The liner should not be returned to the site. We are not able to re-use the liner, but we do want to re-use the pricey boxes (about $2 each.) We realize this bag insert will lead to an extra step on the pack line, an extra expense for the farm, and an added packaging material for you to manage. We have had a bit of pushback from a few shareholders on this plan to insert a box liner. However, given the government’s increasing concern about food safety, I suspect it will soon be a requirement to insert a liner into your box, so as to keep the box itself sanitary enough for additional uses.
We’ll do our best to safely supply you with fabulous vegetables and herbs this season.
We Now Do Our Own Home Deliveries
We have rented a refrigerated Sprinter van and lined up a driver, so we can do our own home deliveries.

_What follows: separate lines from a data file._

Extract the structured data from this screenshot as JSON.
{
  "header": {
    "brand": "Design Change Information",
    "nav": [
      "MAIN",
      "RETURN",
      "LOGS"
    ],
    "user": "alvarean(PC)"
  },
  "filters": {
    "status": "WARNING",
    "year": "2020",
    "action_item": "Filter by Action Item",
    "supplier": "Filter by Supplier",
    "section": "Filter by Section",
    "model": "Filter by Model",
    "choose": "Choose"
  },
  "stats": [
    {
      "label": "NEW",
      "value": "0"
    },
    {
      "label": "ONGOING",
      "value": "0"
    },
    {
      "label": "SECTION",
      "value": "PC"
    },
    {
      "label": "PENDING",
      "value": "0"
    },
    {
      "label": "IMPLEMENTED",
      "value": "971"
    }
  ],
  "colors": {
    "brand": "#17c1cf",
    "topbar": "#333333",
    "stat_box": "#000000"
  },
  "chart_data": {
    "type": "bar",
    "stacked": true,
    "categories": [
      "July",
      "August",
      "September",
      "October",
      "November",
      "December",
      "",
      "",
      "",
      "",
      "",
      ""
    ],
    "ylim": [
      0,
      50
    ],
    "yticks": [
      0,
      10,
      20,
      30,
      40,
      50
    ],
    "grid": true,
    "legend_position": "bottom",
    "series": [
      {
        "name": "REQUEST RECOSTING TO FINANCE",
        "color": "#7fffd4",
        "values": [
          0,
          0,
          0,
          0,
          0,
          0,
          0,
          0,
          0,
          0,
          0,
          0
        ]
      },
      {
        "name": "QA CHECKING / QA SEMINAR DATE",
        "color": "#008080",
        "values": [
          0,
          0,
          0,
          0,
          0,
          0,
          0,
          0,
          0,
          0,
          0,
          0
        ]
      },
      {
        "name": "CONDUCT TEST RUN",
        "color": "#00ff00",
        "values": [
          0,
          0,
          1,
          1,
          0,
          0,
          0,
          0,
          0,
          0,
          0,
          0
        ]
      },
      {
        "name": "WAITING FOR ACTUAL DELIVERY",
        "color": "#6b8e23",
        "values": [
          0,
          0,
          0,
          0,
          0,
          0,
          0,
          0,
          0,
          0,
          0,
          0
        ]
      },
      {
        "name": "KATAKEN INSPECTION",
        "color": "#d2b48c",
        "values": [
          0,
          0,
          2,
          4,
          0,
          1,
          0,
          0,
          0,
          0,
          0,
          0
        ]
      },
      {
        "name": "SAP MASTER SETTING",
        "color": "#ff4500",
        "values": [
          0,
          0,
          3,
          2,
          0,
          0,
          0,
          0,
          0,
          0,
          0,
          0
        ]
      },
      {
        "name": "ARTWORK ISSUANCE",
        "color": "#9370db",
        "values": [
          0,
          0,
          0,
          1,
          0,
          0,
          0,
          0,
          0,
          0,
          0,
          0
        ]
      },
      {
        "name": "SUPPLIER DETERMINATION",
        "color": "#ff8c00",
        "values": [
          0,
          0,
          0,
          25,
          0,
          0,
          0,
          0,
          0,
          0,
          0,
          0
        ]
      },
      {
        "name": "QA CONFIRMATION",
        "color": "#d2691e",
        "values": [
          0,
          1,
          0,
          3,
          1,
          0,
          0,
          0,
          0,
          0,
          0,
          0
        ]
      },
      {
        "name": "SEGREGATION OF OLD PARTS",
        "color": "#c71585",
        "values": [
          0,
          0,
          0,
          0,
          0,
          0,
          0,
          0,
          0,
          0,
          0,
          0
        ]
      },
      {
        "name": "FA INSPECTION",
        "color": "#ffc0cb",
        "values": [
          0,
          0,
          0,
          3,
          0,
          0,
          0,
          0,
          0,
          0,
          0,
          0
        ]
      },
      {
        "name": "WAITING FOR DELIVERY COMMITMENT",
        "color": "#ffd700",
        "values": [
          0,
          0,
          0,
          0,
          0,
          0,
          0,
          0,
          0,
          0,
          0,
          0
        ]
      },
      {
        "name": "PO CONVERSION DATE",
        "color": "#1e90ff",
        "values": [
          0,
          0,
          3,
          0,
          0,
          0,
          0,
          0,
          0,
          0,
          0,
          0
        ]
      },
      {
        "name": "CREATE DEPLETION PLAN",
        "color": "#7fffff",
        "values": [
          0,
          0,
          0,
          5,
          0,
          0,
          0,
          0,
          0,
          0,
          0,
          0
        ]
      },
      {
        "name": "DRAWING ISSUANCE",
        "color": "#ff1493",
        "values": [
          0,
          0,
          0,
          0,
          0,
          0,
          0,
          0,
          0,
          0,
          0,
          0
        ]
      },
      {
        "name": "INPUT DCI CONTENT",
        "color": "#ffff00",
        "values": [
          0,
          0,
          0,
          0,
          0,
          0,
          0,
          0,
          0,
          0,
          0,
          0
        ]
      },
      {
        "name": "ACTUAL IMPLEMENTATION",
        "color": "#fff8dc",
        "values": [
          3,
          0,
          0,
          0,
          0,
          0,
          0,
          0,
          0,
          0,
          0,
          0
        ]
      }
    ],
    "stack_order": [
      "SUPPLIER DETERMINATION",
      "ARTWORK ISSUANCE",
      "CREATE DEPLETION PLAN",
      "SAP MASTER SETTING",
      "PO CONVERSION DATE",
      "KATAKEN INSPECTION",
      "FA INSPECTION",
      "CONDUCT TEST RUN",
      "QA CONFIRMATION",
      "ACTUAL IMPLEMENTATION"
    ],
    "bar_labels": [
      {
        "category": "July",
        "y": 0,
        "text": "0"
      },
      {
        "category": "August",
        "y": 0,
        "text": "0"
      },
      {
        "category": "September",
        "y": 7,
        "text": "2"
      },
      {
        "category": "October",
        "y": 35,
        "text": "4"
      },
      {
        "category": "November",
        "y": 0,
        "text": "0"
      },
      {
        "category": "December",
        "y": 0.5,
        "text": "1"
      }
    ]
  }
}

We feel the personal service we can offer to our shareholders and the opportunity to have their shares arrive cool will outweigh the considerable drawdown of figuring out how to execute the home deliveries, and the expense of actually doing them ourselves. We are maxed out with the current five scheduled routes/days for home delivery, so at this point we are unable to take on more home deliveries.
Zdenek Zverina Will be Doing Your Home Deliveries
Our neighbor Zdenek Zverina, whose charming accent derives from his childhood in the Czech Republic, will be doing your home deliveries. Because of how many home deliveries Zdenek will be making, he is only allotted one minute per stop. Due to both of our sociable natures, neither Zdenek nor I like this one minute restriction, but that’s the requirement if he will be able to make the round trip from here and back in the required amount of time (which will still make for a long day.) If you meet Zdenek, you might want to invite him in for a cup of coffee—he is quite the charismatic fellow—but please restrain yourself so he can get home in time to rest up for his next route. If we can somehow get the allotted stop time increased, make sure to chat with Zdenek a bit. We want our farm to not just fill your stomach; we want it it to also fill your heart.
as weather permits,